Task description:
The records below must be output exactly, with no images carried over.

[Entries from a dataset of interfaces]

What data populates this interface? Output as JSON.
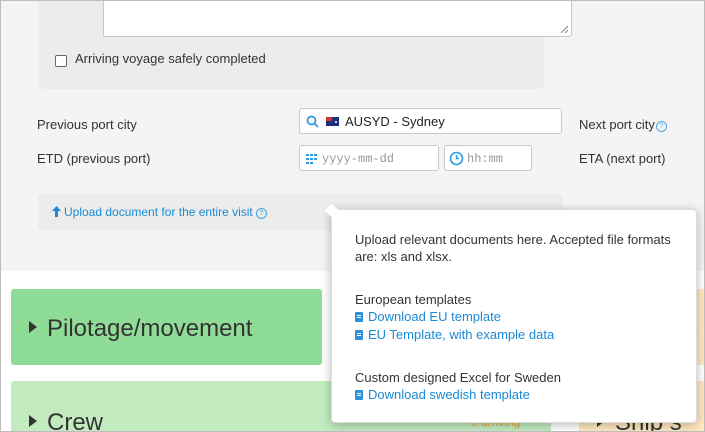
{
  "voyage": {
    "checkbox_label": "Arriving voyage safely completed"
  },
  "ports": {
    "previous_label": "Previous port city",
    "previous_value": "AUSYD - Sydney",
    "next_label": "Next port city",
    "etd_label": "ETD (previous port)",
    "eta_label": "ETA (next port)",
    "date_placeholder": "yyyy-mm-dd",
    "time_placeholder": "hh:mm"
  },
  "upload": {
    "link_label": "Upload document for the entire visit"
  },
  "tooltip": {
    "intro": "Upload relevant documents here. Accepted file formats are: xls and xlsx.",
    "eu_heading": "European templates",
    "eu_download": "Download EU template",
    "eu_example": "EU Template, with example data",
    "se_heading": "Custom designed Excel for Sweden",
    "se_download": "Download swedish template"
  },
  "panels": {
    "pilotage_title": "Pilotage/movement",
    "pilotage_right_fragment": "s",
    "crew_title": "Crew",
    "crew_badge": "0 arriving",
    "ship_fragment": "Ship s"
  },
  "colors": {
    "accent_blue": "#1a8ad4",
    "pilotage_green": "#8fdc96",
    "crew_green": "#c2ecc0",
    "amber": "#ffe9bf",
    "badge_orange": "#f0a030"
  }
}
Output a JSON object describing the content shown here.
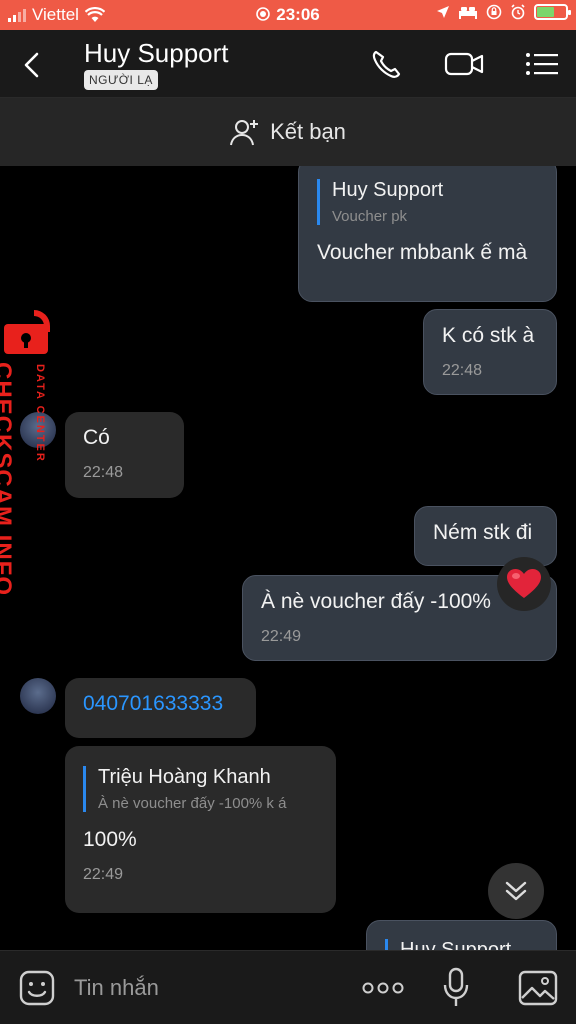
{
  "status": {
    "carrier": "Viettel",
    "time": "23:06"
  },
  "header": {
    "title": "Huy Support",
    "badge": "NGƯỜI LẠ"
  },
  "add_friend": {
    "label": "Kết bạn"
  },
  "messages": [
    {
      "quote_name": "Huy Support",
      "quote_text": "Voucher pk",
      "text": "Voucher mbbank ế mà"
    },
    {
      "text": "K có stk à",
      "time": "22:48"
    },
    {
      "text": "Có",
      "time": "22:48"
    },
    {
      "text": "Ném stk đi"
    },
    {
      "text": "À nè voucher đấy -100%",
      "time": "22:49",
      "reaction": "heart"
    },
    {
      "text": "040701633333"
    },
    {
      "quote_name": "Triệu Hoàng Khanh",
      "quote_text": "À nè voucher đấy -100% k á",
      "text": "100%",
      "time": "22:49"
    },
    {
      "quote_name": "Huy Support"
    }
  ],
  "watermark": {
    "brand": "CHECKSCAM.INFO",
    "sub": "DATA CENTER"
  },
  "composer": {
    "placeholder": "Tin nhắn"
  },
  "colors": {
    "statusbar": "#ef5a46",
    "link": "#2a96ff",
    "quote_bar": "#2a88ee"
  }
}
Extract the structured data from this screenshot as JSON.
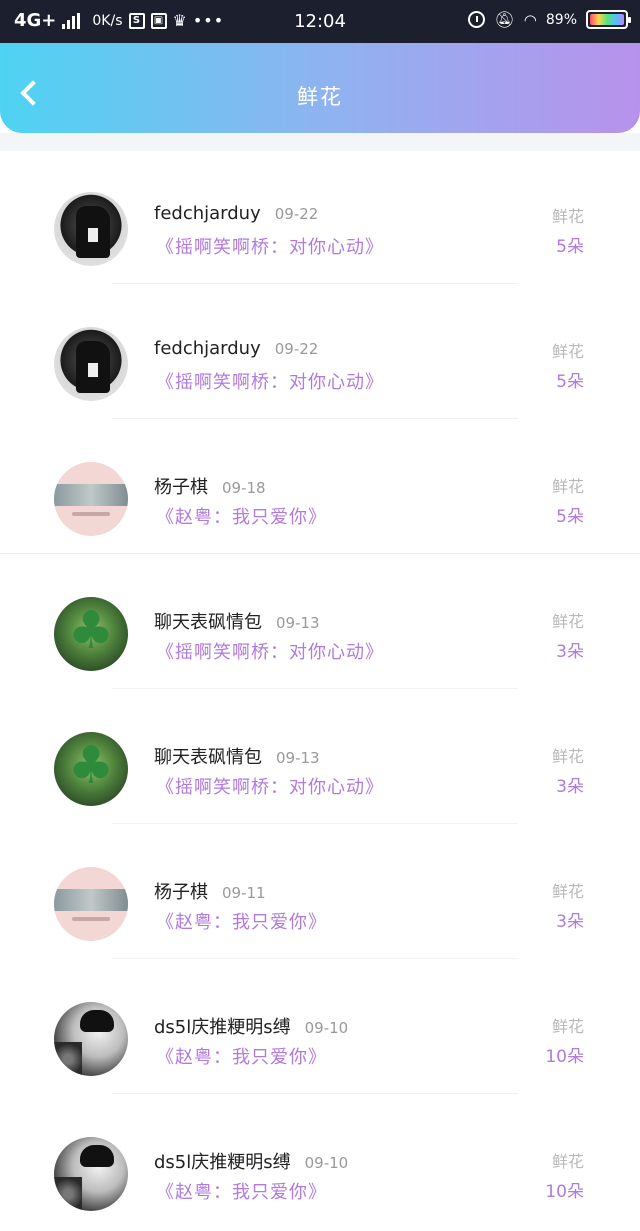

Answer space:
What data populates this interface? Output as JSON.
{
  "voyage": {
    "checkbox_label": "Arriving voyage safely completed"
  },
  "ports": {
    "previous_label": "Previous port city",
    "previous_value": "AUSYD - Sydney",
    "next_label": "Next port city",
    "etd_label": "ETD (previous port)",
    "eta_label": "ETA (next port)",
    "date_placeholder": "yyyy-mm-dd",
    "time_placeholder": "hh:mm"
  },
  "upload": {
    "link_label": "Upload document for the entire visit"
  },
  "tooltip": {
    "intro": "Upload relevant documents here. Accepted file formats are: xls and xlsx.",
    "eu_heading": "European templates",
    "eu_download": "Download EU template",
    "eu_example": "EU Template, with example data",
    "se_heading": "Custom designed Excel for Sweden",
    "se_download": "Download swedish template"
  },
  "panels": {
    "pilotage_title": "Pilotage/movement",
    "pilotage_right_fragment": "s",
    "crew_title": "Crew",
    "crew_badge": "0 arriving",
    "ship_fragment": "Ship s"
  },
  "colors": {
    "accent_blue": "#1a8ad4",
    "pilotage_green": "#8fdc96",
    "crew_green": "#c2ecc0",
    "amber": "#ffe9bf",
    "badge_orange": "#f0a030"
  }
}
Output a JSON object describing the content shown here.
{
  "status": {
    "carrier": "Viettel",
    "time": "23:06"
  },
  "header": {
    "title": "Huy Support",
    "badge": "NGƯỜI LẠ"
  },
  "add_friend": {
    "label": "Kết bạn"
  },
  "messages": [
    {
      "quote_name": "Huy Support",
      "quote_text": "Voucher pk",
      "text": "Voucher mbbank ế mà"
    },
    {
      "text": "K có stk à",
      "time": "22:48"
    },
    {
      "text": "Có",
      "time": "22:48"
    },
    {
      "text": "Ném stk đi"
    },
    {
      "text": "À nè voucher đấy -100%",
      "time": "22:49",
      "reaction": "heart"
    },
    {
      "text": "040701633333"
    },
    {
      "quote_name": "Triệu Hoàng Khanh",
      "quote_text": "À nè voucher đấy -100% k á",
      "text": "100%",
      "time": "22:49"
    },
    {
      "quote_name": "Huy Support"
    }
  ],
  "watermark": {
    "brand": "CHECKSCAM.INFO",
    "sub": "DATA CENTER"
  },
  "composer": {
    "placeholder": "Tin nhắn"
  },
  "colors": {
    "statusbar": "#ef5a46",
    "link": "#2a96ff",
    "quote_bar": "#2a88ee"
  }
}
Extract the structured data from this screenshot as JSON.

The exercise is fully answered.